When two assailants on a motorcycle staged an ambush against a Narathiwat school headmaster last month, the incident came as a shock to students at the Ban Waeng school, where he works. The Waeng district has been relatively free of the insurgent violence that has plagued other parts of the Deep South, and residents want to keep it that way.
Students responded by holding a protest against the militants, demanding that they cease targeting innocent people.
They carried banners calling on local residents to stand up for peace, report any militants who might be hiding within the community, and to be the "eyes and ears" in helping to end the violence. Words on the banners were written in Thai and Malayu, using both Rumi (Latin-based) and Yawi (Arabic-based) script.
Avirute Yaseng, the headmaster, survived the attack, which took place while he was driving through Sungai Padi, on his way home from work. He received a gunshot wound to the left arm and was taken to a local hospital.
Until the shooting, not a single violent incident linked to the insurgency had been reported there in over a year. According to Sanguan Intharak, president of the Narathiwat Teachers' Association, the attack was particularly unusual because the headmaster is a Muslim.
"We will have to wait until the police investigation reveals what the motive was, but this is an unprecedented incident because it is the first time a Muslim school director has been targeted in such an attack over the last nine years," he told Khabar South Asia.

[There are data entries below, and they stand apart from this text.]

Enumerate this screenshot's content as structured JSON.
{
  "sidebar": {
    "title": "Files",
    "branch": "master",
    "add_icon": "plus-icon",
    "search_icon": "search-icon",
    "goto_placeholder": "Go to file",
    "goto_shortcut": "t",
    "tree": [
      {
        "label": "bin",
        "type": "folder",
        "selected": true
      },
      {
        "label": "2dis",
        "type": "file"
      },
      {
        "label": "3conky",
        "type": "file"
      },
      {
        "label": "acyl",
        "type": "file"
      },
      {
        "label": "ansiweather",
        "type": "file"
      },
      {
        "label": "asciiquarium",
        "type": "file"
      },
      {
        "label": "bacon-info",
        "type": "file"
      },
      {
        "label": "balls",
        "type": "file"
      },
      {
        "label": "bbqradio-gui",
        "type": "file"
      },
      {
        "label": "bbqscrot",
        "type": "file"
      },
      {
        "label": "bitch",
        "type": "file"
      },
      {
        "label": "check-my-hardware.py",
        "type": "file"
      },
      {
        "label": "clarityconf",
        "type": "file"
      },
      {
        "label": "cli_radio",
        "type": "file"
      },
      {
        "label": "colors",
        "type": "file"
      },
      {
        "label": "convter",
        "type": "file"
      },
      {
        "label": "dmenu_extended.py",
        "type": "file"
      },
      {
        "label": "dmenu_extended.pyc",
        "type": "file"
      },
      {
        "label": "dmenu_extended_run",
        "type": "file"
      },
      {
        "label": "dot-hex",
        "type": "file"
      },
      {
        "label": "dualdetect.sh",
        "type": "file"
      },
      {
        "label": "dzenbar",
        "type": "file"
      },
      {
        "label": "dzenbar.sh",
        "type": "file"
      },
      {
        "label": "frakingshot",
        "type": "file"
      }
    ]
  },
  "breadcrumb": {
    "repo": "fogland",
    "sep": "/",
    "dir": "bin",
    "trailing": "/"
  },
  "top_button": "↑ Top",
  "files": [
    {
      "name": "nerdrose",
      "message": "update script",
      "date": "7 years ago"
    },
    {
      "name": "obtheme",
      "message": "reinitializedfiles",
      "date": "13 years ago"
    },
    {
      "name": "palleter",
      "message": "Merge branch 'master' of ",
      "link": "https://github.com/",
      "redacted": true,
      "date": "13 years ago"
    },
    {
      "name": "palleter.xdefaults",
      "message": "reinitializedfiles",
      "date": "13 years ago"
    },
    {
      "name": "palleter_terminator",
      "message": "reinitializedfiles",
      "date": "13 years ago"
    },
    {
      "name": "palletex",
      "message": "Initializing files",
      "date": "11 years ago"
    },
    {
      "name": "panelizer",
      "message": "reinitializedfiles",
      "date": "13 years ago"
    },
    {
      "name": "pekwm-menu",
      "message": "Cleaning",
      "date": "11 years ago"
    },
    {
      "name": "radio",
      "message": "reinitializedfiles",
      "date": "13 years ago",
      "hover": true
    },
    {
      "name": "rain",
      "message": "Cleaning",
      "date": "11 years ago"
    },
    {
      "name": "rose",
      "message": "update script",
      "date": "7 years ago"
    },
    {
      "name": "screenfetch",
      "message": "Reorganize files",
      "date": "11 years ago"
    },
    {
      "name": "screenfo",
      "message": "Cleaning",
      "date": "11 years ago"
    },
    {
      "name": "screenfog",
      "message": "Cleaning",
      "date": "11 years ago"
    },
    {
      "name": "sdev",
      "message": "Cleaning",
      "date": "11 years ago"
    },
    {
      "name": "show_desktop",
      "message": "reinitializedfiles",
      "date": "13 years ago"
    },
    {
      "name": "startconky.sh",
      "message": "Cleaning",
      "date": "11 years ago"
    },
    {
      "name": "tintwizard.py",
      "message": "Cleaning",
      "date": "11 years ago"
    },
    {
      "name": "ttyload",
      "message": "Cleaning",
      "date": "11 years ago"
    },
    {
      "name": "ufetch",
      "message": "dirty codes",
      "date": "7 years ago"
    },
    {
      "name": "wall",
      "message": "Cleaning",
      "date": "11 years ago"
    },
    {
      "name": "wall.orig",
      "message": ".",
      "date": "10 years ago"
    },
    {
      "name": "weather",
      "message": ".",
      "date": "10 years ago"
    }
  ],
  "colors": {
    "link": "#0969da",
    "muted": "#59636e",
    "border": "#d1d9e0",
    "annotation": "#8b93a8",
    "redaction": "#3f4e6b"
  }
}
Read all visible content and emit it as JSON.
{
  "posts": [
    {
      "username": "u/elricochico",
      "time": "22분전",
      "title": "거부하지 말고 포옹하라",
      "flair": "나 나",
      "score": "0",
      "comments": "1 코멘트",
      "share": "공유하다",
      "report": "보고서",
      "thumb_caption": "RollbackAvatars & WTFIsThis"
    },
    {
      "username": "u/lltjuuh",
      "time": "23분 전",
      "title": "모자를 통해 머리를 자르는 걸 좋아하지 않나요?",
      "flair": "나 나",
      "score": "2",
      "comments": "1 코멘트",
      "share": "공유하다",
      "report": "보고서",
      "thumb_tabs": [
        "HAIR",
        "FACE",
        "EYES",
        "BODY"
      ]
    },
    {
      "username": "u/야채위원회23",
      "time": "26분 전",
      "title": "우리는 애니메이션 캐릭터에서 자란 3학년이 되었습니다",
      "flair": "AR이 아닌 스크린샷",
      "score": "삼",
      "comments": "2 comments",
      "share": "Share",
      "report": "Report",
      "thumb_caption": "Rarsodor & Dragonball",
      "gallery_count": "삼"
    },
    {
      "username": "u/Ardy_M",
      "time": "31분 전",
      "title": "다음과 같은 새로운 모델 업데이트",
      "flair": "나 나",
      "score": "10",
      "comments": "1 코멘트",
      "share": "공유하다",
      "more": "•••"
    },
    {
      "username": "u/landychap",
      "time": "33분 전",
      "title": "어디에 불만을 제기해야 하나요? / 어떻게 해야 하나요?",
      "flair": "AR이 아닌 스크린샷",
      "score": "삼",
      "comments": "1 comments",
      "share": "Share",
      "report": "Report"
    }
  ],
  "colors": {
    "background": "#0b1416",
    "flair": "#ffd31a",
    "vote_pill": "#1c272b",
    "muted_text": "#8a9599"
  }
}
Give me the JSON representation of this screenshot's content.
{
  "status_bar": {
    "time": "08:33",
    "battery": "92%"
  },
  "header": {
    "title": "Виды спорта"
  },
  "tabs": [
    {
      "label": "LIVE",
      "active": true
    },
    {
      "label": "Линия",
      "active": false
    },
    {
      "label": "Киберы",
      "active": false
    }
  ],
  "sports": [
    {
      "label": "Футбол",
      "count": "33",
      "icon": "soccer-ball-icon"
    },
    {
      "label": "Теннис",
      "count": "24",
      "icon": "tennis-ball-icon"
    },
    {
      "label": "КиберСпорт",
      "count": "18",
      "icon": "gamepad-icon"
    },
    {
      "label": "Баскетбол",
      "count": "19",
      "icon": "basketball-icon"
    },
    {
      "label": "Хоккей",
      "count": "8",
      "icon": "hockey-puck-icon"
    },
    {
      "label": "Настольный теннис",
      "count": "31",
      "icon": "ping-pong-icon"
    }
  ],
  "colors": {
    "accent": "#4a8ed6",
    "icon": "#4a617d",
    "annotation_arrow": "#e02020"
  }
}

Government school employees have become increasingly popular targets among insurgents. Over 150 educators have been killed in the region since the violence flared up in 2004.
The students in Waeng not only rejected the insurgents' violent tactics but their separatist ideology. "This country belongs to all of us; we don't want to separate," one banner read.
While the militants have often carried out ambushes against security and police personnel, a string of recent incidents suggests they may have shifted tactics and are becoming more inclined to target civilians. In one particularly harrowing incident last month, gunmen shot dead a Pattani toddler and his father, along with several other acquaintances of the family.
"The groups carrying out these violent acts are increasingly targeting innocent people," said Thawat Sae-um, director of the Narathiwat Primary Educational Service Area Office, which runs schools in Waeng and neighbouring districts.
"This attack was carried out in Sungai Padi, which is a 'red zone'," he said, referring to the government's classification of areas with high incidents of terror attacks.
"Waeng district is still mostly a green (safe) district," Thawat said. "Nevertheless, this ambush against one of our teachers indicates a breach in the security measures we have put in place to ensure teacher safety."
"I don't know who the attackers are or what benefits they derive from continuing to target teachers," he added.
Among the youngsters taking part in the peace march was 11-year-old Suhaifee Dereh, a fifth-grade student at Ban Waeng School.
"This attack has greatly saddened us. Why did they have to shoot my teacher? Did he do something? He has always taught us to be good people, so we are happy to have this peace protest; to oppose violence, show that nobody can bully us around, show our love for our teachers and try to stop anyone from shooting our teachers in the future," he said.
Additional reporting by Somchai Huasaikul